The 2021 IT Trends Study from the Society for Information Management (SIM) revealed that in 2020 and the for three years previous, among the top ten investments for enterprises was replacing legacy applications.
The key is for CIOs and C-suite execs to decide what part of their legacy system to upgrade first and what can wait.
"You want to be using technology in a way that augments the business, increases profitability, decreases expenses or otherwise creates value. If a new technology can do that, you go with that." Ken Presti, vice president of research and analytics at Avant Analytics.
Image source: Modlogix
Working with a legacy system
The decision to replace a legacy application or system comes down to business requirements. For many organizations, a legacy system may not necessarily need to be replaced. Depending on the business, if the technology still adequately supports its processes, then it's not a legacy system.
Even if a legacy application is older it may still work efficiently and securely, while delivering the appropriate functionality that a business needs. In cases like this, instead of replacing the core infrastructure, integrating layers of newer technology around can be more feasible than building an entirely new system.
Replacing a legacy system
Given that many legacy systems were originally created for specific and immediate use, they may reach a stage where they no longer meet business needs or a company's strategic business objectives, and need to be upgraded or replaced. The business value in terms of revenue, agility, efficiency and growth generated by an upgrade or replacement may quickly offset the costs associated modernization.
Legacy system modernization strategies
A company may decide on either a complete system replacement or a multi-phased approach. A modernization roadmap can help develop strategies, that can determine what technologies will work and elements won't. But it's important for business leaders to include all users in discussions about what legacy tech needs replacing.
Revolutionary modernization is a complete infrastructure transformation, and is implemented when a legacy system has progressed beyond being simply frustrating in its inefficiencies, to becoming a risk. For example, when a vendor no longer supports the software application, leaving companies with no new security patches or updates.
Evolutionary modernization is a strategy used by more risk-averse businesses. It's a multi-phased, long-term model where organizations modernize one workload at a time. This reduces business disruptions and spreads costs over time.
Businesses that opt for this method often look at implementing hybrid solutions where they can achieve successful data migration to the cloud while remaining operational with their legacy system.
Image source: SAP news center
Monitoring after updating legacy systems
There's no doubt that the majority of businesses today are looking at some form of cloud data migration, or at least ways to integrate their legacy systems with a cloud based strategy. Data and analytics are a vital factor in understanding how your systems are performing within your IT infrastructure, including how new software integrates with your existing solution.

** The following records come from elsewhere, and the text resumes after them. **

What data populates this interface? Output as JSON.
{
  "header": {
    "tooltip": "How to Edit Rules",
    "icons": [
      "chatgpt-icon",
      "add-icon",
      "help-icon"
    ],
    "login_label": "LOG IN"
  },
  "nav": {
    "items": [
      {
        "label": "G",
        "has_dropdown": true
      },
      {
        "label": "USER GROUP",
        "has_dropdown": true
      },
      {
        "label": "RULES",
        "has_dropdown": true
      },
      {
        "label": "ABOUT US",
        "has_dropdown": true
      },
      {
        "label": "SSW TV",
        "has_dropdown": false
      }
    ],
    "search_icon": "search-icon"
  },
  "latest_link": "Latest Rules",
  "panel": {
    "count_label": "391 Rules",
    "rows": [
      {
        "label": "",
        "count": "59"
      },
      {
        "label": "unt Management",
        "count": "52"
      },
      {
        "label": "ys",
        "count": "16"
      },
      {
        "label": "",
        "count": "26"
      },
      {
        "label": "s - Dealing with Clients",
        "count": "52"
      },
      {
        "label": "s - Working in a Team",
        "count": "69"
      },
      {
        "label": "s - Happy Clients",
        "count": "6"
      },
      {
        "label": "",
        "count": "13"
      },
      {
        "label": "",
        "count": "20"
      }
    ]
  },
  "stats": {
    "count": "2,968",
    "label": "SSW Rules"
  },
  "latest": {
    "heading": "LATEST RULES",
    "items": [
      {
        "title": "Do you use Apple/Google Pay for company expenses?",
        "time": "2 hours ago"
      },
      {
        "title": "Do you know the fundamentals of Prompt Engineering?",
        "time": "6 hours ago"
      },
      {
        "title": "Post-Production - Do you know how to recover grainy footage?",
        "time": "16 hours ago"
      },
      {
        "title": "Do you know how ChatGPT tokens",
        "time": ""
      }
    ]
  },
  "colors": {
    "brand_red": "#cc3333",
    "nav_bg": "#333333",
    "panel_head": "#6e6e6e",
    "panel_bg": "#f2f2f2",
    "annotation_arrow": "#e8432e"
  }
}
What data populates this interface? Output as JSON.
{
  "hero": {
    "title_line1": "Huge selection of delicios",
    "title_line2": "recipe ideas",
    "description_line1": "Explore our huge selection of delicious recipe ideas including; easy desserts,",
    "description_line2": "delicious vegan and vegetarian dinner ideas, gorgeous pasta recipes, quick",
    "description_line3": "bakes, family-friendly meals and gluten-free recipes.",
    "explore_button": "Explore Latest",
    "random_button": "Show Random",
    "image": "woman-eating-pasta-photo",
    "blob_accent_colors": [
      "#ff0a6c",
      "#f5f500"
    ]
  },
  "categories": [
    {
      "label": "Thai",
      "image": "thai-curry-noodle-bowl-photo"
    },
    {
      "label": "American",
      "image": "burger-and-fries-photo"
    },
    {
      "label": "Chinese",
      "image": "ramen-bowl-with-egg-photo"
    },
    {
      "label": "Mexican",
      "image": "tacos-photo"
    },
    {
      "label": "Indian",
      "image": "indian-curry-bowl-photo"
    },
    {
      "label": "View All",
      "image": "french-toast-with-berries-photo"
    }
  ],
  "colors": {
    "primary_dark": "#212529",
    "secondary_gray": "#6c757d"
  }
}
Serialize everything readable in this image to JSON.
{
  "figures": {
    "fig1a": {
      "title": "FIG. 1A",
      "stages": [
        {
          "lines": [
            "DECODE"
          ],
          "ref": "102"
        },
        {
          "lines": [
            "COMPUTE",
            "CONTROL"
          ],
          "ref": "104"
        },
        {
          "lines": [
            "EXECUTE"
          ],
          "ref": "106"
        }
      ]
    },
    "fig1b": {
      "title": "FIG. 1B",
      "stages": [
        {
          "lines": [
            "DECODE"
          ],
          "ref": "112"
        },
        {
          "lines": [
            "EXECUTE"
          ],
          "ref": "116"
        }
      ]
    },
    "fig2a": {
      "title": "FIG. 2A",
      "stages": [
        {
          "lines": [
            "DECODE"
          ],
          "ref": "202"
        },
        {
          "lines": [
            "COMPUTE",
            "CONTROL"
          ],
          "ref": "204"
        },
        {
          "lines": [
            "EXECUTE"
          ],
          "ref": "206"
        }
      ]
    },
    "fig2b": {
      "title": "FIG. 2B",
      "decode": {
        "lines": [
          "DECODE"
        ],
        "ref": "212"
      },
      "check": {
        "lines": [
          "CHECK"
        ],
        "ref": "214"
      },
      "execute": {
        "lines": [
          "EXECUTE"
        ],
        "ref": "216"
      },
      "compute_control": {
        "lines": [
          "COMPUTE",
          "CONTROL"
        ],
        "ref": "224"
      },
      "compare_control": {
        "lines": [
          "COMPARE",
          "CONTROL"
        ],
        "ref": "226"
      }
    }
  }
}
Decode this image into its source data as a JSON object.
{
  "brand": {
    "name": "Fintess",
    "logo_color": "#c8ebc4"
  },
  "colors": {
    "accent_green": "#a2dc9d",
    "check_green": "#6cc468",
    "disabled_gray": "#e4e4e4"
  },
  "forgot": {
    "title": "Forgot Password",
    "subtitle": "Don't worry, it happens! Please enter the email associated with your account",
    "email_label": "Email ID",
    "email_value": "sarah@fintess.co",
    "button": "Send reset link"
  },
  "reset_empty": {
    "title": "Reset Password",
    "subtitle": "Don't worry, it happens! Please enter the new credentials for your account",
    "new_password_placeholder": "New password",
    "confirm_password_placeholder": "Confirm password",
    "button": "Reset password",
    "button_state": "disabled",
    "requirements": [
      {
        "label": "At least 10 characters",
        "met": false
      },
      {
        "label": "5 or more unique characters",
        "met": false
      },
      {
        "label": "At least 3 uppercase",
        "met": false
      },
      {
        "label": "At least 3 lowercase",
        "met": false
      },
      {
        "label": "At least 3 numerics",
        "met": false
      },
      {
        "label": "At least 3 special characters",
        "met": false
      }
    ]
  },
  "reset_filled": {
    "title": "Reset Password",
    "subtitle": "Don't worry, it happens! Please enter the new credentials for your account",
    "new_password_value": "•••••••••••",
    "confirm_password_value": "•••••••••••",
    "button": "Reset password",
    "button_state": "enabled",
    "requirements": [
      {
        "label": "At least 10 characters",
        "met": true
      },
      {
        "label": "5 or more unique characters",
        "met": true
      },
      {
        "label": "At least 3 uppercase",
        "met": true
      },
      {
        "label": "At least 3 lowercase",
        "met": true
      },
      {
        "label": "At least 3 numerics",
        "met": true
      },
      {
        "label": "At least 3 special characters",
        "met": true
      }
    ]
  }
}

IR Collaborate gives businesses the tools and solutions to monitor every aspect of their IT environment across the board, from on-premises legacy systems to hybrid cloud environments.
This provides several layers of actionable intelligence and insights that provide all the benefits of being able to see inside your entire ecosystem. These analytics can help businesses improve end user performance, help with more effective cost management, encourage innovation, and growth.